    - Enough sportiness to keep things interesting.

    It seems Honda just went with the mainstream group-think of a 1000cc+ tank (Sprint, Concours, FJ).

    But then again Honda made some mistakes with the last model too, including VTEC (useless on a bike IMHO) and a very un-honda-like engineering oversight with the alternator.


    Im sure this guy is a dispassionate and credible reviwer but I know what stinky is talking about. The relentless crapping on by British journos about the “Triumph”ant return to decent bikes over the last few years to the exclusion of equal or better bikes gets a bit tiresome. The Street Triple is an ok bike, we get it, move on. My question is will the American market still need to call this an Interceptor or some other inane moniker or can they just deal with the normal model number like the rest of the world.

  • John Williams

    I just got back from the Long Beach show and I was able to sit on the VFR 1200, VFR800, Sprint ST (from a dealers booth) and K1300S all back to back. The VFR1200f may be heavier on paper than the K1300 and the older VFR 800, but it sure hides it’s weight well. It felt lighter to me than the others. The old VFR800 and Sprint ST felt top heavy and the K1300s felt over all too bulky. I don’t think the Shamu or Orca metaphor is very fair. Maybe someone from Hell for Leathers should actually sit on one.
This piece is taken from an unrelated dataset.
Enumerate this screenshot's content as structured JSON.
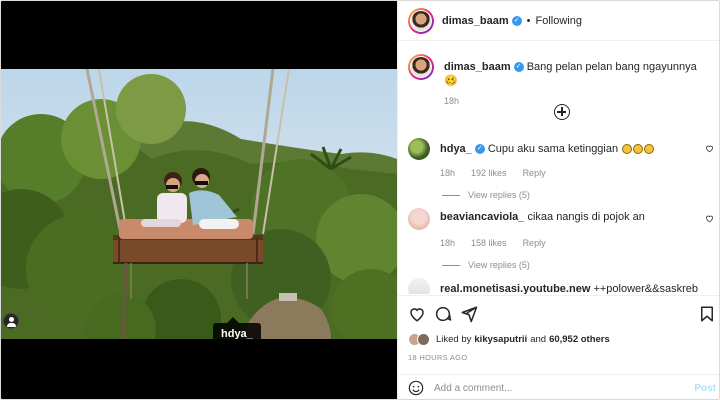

    As for Mr. Ash recommending Sprint ST? Triumph makes nice bikes, but the fit and finish is nowhere near the fit and finish of the Honda or of the BMW. After actually sitting on the new VFR1200f and the other bikes Mr. Ash recommends as an alternative, I can’t possibly understand his complaints about weight?

    I have to agree with Stinky and OZVFR, it always seems that the Brits scrutinize the Japanese brands more. They seem to be a little easier on Triumph and Euro brand’s shortcomings. Is this because we expect the Japanese to deliver more?

    Let me just say before anyone’s vagina start to bleed, yes I am very familiar with Mr. Ashes work. Yes, I subscribe to several British and Euro Magazines too.

    • Wes Siler

      Unfortunately Honda hasn’t given us the chance to form our own opinions on the VFR, so we simply have to rely on those of other journalists that we trust.

      People started calling it “Shamu” long, long before the weight was known, it’s because it looks like an Orca. We like nicknames, so it’s sticking.

  • Axispowersmakethebestbikes

    I think that guy is talking about whether its going to be called an “Interceptor” or some other model name. “Shamu” is a nick name, kind of a dumb one in my opinion. Sure, whether or not it looks like a whale to some is a matter of (clearly flawed ) opinion. The other thing is that there are plenty of cruisers that weigh in far heavier and they wont have as good a motor or handle anywhere near what the new VFR will. Im looking at you Harley Davidson you portly boat anchor manufacturer.